Aim of the task: Copy each line from the entries that the word "avatar" appears in.

Interface dataset entries:
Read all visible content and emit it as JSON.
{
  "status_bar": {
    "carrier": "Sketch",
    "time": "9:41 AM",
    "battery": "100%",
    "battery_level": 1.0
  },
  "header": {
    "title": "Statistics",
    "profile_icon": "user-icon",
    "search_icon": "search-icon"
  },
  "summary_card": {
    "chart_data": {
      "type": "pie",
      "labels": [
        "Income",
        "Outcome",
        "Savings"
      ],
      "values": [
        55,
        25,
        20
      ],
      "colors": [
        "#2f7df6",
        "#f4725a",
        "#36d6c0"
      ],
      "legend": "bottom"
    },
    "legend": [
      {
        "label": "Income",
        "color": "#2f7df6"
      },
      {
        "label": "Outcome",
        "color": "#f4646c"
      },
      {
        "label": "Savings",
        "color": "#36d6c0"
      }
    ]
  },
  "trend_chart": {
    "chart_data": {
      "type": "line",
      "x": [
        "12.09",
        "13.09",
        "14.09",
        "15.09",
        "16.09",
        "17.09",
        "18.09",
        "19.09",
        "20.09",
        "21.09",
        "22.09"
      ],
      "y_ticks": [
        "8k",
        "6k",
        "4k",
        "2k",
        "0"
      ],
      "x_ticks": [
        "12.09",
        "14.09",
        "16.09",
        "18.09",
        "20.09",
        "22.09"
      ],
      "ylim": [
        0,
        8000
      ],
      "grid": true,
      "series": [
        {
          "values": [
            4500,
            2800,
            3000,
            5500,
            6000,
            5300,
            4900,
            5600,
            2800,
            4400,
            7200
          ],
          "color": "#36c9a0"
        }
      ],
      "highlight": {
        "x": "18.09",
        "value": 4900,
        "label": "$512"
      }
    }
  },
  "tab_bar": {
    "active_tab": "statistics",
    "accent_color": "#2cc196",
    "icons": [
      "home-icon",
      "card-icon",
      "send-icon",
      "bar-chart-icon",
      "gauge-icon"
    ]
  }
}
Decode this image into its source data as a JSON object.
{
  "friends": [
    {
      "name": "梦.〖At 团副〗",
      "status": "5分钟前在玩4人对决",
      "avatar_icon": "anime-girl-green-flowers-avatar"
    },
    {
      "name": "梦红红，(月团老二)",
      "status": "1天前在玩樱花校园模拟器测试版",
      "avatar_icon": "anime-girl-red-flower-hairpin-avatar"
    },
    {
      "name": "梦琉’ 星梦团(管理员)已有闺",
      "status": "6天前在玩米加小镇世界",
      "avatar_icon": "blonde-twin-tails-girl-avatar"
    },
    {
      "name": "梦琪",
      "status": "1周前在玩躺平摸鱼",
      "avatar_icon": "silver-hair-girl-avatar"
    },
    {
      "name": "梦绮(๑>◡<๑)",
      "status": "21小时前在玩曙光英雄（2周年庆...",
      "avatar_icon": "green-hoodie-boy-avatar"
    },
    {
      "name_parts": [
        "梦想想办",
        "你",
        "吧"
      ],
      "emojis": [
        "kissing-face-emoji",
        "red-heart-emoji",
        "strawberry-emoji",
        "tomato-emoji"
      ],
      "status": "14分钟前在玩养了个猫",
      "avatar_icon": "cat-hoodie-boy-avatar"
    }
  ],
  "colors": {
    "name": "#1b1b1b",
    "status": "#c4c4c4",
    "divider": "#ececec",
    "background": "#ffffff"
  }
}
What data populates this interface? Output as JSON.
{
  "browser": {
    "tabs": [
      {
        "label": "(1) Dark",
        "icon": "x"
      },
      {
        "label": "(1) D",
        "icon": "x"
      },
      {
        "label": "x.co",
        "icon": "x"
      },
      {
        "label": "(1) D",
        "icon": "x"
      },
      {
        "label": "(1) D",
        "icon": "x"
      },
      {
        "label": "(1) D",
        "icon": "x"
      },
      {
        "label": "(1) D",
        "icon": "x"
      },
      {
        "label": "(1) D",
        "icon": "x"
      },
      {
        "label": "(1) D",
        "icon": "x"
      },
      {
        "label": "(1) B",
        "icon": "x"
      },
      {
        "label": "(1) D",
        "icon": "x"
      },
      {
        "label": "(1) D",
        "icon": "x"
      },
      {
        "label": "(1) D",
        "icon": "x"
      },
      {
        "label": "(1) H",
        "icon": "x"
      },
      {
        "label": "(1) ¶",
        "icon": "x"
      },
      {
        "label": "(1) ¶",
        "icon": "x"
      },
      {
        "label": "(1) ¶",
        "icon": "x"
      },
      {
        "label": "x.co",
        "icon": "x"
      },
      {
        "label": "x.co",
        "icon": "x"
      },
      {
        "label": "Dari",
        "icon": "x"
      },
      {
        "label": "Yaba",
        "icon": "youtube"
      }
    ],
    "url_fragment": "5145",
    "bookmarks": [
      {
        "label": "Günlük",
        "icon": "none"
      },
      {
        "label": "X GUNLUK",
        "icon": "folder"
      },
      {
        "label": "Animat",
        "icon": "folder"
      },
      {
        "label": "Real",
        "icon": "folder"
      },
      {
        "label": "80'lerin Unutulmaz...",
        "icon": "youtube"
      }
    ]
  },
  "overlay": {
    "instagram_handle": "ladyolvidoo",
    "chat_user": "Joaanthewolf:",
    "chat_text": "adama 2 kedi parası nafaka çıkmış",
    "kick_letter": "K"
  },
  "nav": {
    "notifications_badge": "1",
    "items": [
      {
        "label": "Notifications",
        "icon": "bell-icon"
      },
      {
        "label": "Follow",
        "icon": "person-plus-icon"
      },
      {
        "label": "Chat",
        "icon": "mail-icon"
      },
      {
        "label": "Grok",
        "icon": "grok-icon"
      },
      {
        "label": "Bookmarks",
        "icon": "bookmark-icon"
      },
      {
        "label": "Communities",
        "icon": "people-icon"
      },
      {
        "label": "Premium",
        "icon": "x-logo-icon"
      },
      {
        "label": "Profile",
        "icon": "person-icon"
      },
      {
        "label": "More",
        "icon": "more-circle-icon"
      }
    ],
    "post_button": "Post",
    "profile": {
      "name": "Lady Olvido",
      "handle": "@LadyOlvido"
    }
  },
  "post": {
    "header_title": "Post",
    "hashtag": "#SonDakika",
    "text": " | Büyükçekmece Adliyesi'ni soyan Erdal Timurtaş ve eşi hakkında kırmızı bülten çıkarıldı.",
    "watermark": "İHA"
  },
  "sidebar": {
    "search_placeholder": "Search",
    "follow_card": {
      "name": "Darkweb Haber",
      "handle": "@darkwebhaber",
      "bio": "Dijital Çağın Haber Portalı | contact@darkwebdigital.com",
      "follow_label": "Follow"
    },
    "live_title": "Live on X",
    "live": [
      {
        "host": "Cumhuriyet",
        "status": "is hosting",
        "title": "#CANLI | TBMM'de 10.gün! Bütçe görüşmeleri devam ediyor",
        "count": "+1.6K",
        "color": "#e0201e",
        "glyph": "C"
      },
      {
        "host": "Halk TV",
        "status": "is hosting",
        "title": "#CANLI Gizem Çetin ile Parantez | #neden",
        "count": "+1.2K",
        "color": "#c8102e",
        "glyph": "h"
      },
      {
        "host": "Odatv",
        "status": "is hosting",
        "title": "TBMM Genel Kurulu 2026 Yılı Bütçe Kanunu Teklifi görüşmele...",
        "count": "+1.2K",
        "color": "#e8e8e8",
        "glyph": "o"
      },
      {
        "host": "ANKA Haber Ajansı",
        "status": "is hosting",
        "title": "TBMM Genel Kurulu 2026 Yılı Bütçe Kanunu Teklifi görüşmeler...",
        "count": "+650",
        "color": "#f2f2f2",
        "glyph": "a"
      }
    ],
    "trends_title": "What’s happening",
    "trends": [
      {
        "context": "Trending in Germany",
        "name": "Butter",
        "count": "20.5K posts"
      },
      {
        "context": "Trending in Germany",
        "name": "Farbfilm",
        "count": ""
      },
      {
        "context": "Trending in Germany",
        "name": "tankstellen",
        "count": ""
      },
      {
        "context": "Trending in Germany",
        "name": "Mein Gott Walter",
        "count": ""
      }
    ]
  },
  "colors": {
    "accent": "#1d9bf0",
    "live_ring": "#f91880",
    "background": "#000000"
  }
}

Result below:
      "avatar_icon": "anime-girl-green-flowers-avatar"
      "avatar_icon": "anime-girl-red-flower-hairpin-avatar"
      "avatar_icon": "blonde-twin-tails-girl-avatar"
      "avatar_icon": "silver-hair-girl-avatar"
      "avatar_icon": "green-hoodie-boy-avatar"
      "avatar_icon": "cat-hoodie-boy-avatar"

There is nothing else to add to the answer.